Give the number of lines in this listing that contain "Show", with no other words.
╭─ Given information
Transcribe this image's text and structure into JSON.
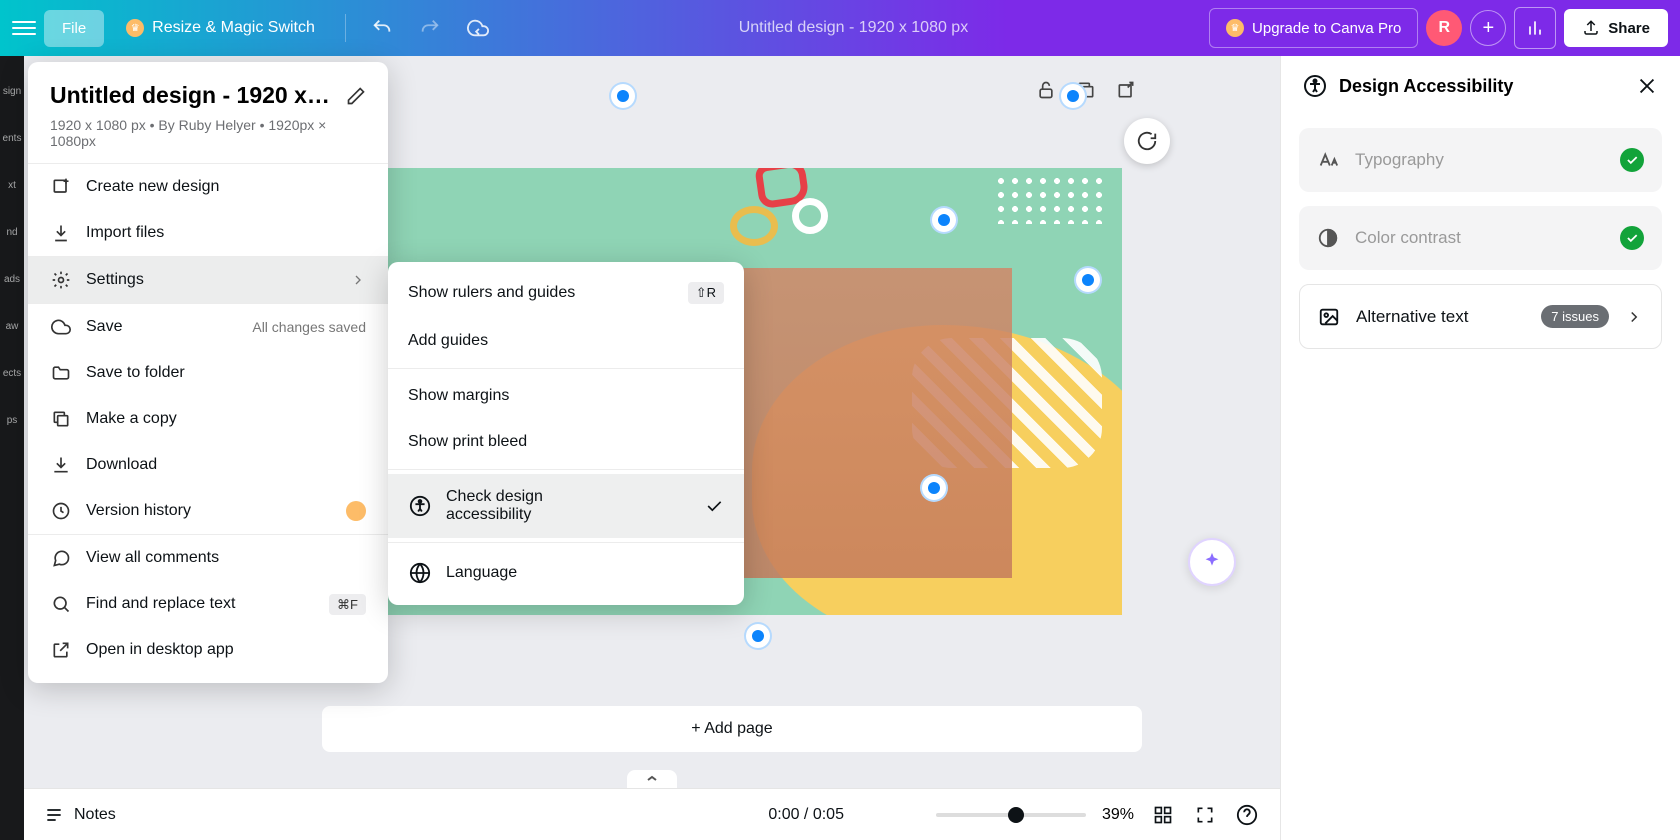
{
  "topbar": {
    "file_label": "File",
    "resize_label": "Resize & Magic Switch",
    "doc_title": "Untitled design - 1920 x 1080 px",
    "upgrade_label": "Upgrade to Canva Pro",
    "avatar_initial": "R",
    "share_label": "Share"
  },
  "sidebar": {
    "items": [
      "sign",
      "ents",
      "xt",
      "nd",
      "ads",
      "aw",
      "ects",
      "ps"
    ]
  },
  "file_menu": {
    "title": "Untitled design - 1920 x 108...",
    "meta": "1920 x 1080 px • By Ruby Helyer • 1920px × 1080px",
    "create_new": "Create new design",
    "import_files": "Import files",
    "settings": "Settings",
    "save": "Save",
    "save_status": "All changes saved",
    "save_to_folder": "Save to folder",
    "make_copy": "Make a copy",
    "download": "Download",
    "version_history": "Version history",
    "view_comments": "View all comments",
    "find_replace": "Find and replace text",
    "find_kbd": "⌘F",
    "open_desktop": "Open in desktop app"
  },
  "settings_menu": {
    "rulers": "Show rulers and guides",
    "rulers_kbd": "⇧R",
    "add_guides": "Add guides",
    "margins": "Show margins",
    "print_bleed": "Show print bleed",
    "accessibility_l1": "Check design",
    "accessibility_l2": "accessibility",
    "language": "Language"
  },
  "canvas": {
    "add_page": "+ Add page"
  },
  "bottom_bar": {
    "notes": "Notes",
    "timecode": "0:00 / 0:05",
    "zoom": "39%"
  },
  "right_panel": {
    "title": "Design Accessibility",
    "typography": "Typography",
    "color_contrast": "Color contrast",
    "alt_text": "Alternative text",
    "alt_badge": "7 issues"
  }
}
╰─
## Answer for the task
3